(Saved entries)

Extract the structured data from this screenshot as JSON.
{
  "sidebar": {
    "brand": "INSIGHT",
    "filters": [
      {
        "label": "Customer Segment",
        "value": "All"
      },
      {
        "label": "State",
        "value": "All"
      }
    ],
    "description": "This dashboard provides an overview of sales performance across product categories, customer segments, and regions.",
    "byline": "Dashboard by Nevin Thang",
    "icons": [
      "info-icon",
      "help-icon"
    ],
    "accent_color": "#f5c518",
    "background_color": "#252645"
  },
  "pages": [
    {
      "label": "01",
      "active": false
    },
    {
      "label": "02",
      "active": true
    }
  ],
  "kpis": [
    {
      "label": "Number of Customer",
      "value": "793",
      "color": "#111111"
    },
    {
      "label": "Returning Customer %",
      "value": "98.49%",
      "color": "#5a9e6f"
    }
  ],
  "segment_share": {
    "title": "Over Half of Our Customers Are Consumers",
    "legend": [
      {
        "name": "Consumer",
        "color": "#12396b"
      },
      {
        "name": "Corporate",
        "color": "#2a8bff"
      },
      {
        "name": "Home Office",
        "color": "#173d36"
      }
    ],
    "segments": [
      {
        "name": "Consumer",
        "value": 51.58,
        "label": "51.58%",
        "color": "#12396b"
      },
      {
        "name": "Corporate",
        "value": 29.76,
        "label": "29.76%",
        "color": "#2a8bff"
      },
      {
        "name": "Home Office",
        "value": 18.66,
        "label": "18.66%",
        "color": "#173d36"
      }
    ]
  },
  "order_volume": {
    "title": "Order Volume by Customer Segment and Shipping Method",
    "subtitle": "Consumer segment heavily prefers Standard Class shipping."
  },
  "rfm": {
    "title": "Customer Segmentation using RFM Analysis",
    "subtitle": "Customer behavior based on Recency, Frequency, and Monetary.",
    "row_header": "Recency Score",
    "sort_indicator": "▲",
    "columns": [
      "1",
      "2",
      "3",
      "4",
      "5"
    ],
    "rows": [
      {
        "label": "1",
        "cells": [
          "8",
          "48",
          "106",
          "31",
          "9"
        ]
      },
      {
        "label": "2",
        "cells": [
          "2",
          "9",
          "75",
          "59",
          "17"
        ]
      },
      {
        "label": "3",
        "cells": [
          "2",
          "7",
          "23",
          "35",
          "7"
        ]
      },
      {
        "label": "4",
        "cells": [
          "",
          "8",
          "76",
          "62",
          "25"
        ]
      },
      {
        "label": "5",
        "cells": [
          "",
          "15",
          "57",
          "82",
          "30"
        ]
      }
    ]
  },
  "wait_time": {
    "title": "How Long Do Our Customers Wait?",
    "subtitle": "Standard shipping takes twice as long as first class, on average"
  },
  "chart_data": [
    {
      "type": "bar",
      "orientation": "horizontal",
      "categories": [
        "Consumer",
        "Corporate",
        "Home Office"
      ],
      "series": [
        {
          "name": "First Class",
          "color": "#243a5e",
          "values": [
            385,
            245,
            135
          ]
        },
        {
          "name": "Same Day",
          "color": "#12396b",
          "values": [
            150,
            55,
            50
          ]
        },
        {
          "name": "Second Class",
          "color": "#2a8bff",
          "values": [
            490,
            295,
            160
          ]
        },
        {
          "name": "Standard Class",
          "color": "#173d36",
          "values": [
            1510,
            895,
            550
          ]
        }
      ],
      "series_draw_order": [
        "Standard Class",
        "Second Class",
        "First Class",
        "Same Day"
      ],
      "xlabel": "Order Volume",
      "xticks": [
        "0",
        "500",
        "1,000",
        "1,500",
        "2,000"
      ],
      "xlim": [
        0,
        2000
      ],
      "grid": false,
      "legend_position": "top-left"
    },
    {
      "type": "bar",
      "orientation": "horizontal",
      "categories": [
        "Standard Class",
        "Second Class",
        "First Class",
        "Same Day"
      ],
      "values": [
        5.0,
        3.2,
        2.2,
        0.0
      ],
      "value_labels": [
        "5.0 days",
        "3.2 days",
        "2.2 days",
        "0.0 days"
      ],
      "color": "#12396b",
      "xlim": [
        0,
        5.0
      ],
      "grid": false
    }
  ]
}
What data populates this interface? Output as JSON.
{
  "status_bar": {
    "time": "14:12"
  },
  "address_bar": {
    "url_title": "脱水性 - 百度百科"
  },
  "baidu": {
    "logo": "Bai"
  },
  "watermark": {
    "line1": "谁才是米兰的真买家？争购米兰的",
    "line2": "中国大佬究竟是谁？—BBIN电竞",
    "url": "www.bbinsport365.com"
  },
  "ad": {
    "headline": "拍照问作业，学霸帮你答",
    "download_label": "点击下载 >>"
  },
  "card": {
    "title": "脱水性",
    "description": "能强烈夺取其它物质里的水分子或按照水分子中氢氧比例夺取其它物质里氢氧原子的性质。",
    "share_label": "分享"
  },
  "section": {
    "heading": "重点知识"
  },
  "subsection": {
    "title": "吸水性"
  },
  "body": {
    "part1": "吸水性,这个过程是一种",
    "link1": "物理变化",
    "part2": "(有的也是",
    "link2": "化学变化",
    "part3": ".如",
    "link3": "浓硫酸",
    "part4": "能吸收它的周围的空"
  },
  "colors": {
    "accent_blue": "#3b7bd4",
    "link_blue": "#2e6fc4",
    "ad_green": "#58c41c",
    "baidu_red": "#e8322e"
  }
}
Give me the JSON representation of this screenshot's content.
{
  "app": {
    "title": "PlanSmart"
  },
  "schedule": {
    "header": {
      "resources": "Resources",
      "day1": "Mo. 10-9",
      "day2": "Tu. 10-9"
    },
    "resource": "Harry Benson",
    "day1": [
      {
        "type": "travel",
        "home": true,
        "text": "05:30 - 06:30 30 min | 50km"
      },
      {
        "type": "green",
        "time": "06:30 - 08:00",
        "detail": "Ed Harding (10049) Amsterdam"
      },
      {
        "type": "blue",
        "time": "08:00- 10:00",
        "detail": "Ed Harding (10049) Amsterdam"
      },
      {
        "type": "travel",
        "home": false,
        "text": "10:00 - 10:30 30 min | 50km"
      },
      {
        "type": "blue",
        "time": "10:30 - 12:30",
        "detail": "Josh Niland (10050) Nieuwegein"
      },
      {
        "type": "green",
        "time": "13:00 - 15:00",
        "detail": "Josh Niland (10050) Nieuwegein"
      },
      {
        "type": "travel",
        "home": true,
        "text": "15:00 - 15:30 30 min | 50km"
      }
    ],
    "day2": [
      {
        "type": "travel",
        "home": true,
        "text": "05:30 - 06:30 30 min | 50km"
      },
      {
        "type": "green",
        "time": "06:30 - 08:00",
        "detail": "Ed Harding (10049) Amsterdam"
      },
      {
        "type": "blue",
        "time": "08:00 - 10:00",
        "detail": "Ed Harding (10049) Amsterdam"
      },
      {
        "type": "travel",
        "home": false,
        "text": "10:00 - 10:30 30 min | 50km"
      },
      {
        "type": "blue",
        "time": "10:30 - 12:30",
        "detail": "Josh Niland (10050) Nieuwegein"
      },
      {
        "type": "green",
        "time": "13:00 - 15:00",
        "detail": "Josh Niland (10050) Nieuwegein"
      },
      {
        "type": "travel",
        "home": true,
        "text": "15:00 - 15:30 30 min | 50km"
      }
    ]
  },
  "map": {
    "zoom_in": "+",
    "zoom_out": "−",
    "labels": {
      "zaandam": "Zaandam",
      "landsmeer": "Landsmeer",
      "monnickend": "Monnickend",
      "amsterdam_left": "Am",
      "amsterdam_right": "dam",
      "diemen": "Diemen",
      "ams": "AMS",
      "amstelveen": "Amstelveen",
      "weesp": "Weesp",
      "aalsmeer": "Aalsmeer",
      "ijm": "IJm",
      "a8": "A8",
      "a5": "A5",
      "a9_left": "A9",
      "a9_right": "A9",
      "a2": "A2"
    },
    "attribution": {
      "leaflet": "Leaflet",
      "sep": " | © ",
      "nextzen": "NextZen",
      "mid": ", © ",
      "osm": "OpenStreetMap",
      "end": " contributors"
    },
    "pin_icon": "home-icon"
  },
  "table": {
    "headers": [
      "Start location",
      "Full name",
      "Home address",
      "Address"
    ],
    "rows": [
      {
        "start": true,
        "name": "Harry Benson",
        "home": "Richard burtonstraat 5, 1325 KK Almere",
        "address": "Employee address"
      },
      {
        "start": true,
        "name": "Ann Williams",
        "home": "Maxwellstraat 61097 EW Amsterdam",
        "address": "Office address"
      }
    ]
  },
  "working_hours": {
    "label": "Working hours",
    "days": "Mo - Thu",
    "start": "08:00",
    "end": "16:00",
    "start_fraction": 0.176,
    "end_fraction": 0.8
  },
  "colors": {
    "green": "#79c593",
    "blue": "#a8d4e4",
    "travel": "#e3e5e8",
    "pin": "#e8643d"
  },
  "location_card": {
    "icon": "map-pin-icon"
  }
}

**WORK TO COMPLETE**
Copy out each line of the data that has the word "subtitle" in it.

**RESULT OF THIS TASK**
    "subtitle": "Consumer segment heavily prefers Standard Class shipping."
    "subtitle": "Customer behavior based on Recency, Frequency, and Monetary.",
    "subtitle": "Standard shipping takes twice as long as first class, on average"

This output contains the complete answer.